WASHINGTON — The last thing I would ever want to do is insult or embarrass the dedicated men and women of the U.S. diplomatic corps, even if they often behave as though their principal responsibility involves personally negotiating world peace as opposed to personally consuming hors d'oeuvres.
Unfortunately, something happened last month that requires me — under the terms, conditions and codicils of the First Amendment of the U.S. Constitution — to give these folks a public noogie.
It turns out that for about 10 days in January, a principal electronic communications system of the U.S. State Department was seriously disabled — nearly asphyxiated altogether — by an internal logjam of peevish e-mails. It happened after thousands of U.S. diplomatic officials stationed around the globe were sent the same blank piece of spam. Instead of ignoring it or erasing it, many tapped out indignant requests not to be so bothered again, and then hit "reply all." That proved to be a problem: Mathematically, when each of a thousand people responds to a thousand people each, the numbers build exponentially (particularly after the new recipients then start testily lecturing the senders on the inadvisability of responding via "reply all," and doing so via "reply all").
After management sent out a beseeching directive to stop the madness, many foreign-based diplomats — less familiar than statesiders with the protocols of electronic communication — apparently decided that the best way to rectify this situation was to "recall" their original message. Alas, when you do that, it generates yet another message to every single original recipient, duly notifying him of your change of heart.
One amused but exasperated guy sent out this haiku:
STATE workers helpless
Captive to this e-mail worm
Tech guys please save us
(Yeah, he sent it to everyone.)
The inane e-mail storm abated only after a State Department honcho, bypassing the beleaguered e-mail system altogether, sent a cable that threatened disciplinary action against anyone hitting "reply all."
If this were not Washington, the story would end there, since the State Department is famously button-lipped, using authorized spokespersonages whose official language is American Harrumph.
But inasmuch as it is Washington, there is more to the story, because there is a Secret Source. He e-mailed me using some sort of encryption device so the e-mail appeared to come from a sender named "Withheld." But he is a pretty inept secret source, since his real e-mail address also appeared in parentheses. This allowed me to e-mail him back, at which point he gave me more information but refused under any circumstances to tell me his name. Unfortunately, at the top of this e-mail in which he refused to tell me his name, his name appears.
Still, "off the record" is off the record, so I am just going to call him Deep Thread. That is because he had dug all the way back through the e-mail storm to find the person who had sent the original spam that caused all the trouble.

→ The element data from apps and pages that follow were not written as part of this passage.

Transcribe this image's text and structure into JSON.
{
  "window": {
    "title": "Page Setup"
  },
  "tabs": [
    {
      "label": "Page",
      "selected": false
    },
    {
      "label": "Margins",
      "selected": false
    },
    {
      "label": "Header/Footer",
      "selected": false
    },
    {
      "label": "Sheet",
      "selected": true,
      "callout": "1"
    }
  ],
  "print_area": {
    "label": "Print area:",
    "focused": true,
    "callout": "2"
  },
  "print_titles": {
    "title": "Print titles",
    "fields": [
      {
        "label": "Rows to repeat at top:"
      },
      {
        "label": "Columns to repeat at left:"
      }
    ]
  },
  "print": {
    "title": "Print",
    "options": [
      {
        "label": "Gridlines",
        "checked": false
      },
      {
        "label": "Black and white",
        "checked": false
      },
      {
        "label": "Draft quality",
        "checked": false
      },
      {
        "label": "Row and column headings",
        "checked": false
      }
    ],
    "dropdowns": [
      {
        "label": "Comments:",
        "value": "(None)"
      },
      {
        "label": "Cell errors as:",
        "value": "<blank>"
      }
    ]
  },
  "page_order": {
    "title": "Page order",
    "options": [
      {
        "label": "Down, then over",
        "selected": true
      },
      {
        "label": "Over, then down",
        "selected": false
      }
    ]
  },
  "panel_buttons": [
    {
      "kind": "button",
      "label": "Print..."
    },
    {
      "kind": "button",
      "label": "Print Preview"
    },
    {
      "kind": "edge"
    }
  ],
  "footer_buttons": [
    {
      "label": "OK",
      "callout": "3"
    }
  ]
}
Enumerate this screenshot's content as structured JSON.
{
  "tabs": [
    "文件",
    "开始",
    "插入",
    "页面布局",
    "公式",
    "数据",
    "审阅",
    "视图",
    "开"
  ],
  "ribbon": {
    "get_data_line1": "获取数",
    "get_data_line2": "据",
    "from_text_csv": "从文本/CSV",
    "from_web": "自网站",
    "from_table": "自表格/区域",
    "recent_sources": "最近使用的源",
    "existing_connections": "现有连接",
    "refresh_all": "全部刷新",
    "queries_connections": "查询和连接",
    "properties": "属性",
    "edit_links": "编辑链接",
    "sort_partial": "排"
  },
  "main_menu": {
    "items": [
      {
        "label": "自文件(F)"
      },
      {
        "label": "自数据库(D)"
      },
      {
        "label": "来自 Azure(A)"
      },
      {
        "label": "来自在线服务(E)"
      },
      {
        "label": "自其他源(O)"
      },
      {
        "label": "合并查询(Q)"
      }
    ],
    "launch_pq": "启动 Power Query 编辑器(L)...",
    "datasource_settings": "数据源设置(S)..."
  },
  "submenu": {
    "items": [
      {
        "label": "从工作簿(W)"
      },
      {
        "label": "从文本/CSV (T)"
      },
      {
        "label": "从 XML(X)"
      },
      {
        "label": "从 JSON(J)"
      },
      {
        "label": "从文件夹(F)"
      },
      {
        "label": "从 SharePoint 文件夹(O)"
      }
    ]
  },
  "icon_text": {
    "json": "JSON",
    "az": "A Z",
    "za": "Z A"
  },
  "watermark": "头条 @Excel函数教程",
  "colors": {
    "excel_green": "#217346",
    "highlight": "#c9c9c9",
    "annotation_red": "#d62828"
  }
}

It turns out, says Deep Thread, that this was not some diabolical plot hatched by a hostile foreign government. The spammer apparently was some poor schmo in a New England passports office whose computer was infected with a worm that dispatched that blank e-mail to the department's global address book.
I called the guy.
Me: I am reliably informed that you, a mild-mannered passports officer, single-handedly brought to its knees a Cabinet-level department of the United States of America. On behalf of powerless, desk-bound bureaucrats everywhere, I salute you.
Poor Schmo: Uh.
Me: Have you anything to say on this momentous occasion?
PS: I am going to have to refer you to the proper channels.
Me: No! Not the old "proper channels" dodge! Don't be a stereotypical sniveling bureaucrat.
PS: I am going to terminate this conversation.
He did give me a phone number that he said would connect me to someone who could officially answer my questions. It turned out to be a four-minute State Department customer service recording offering information on such subjects as how to prevent child abductions on foreign soil.
So this is the way my quest ends, not with a bang, but a wimp-out.
Gene Weingarten can be reached at email@example.com. You can chat with him online at noon Tuesdays at www.washingtonpost.com.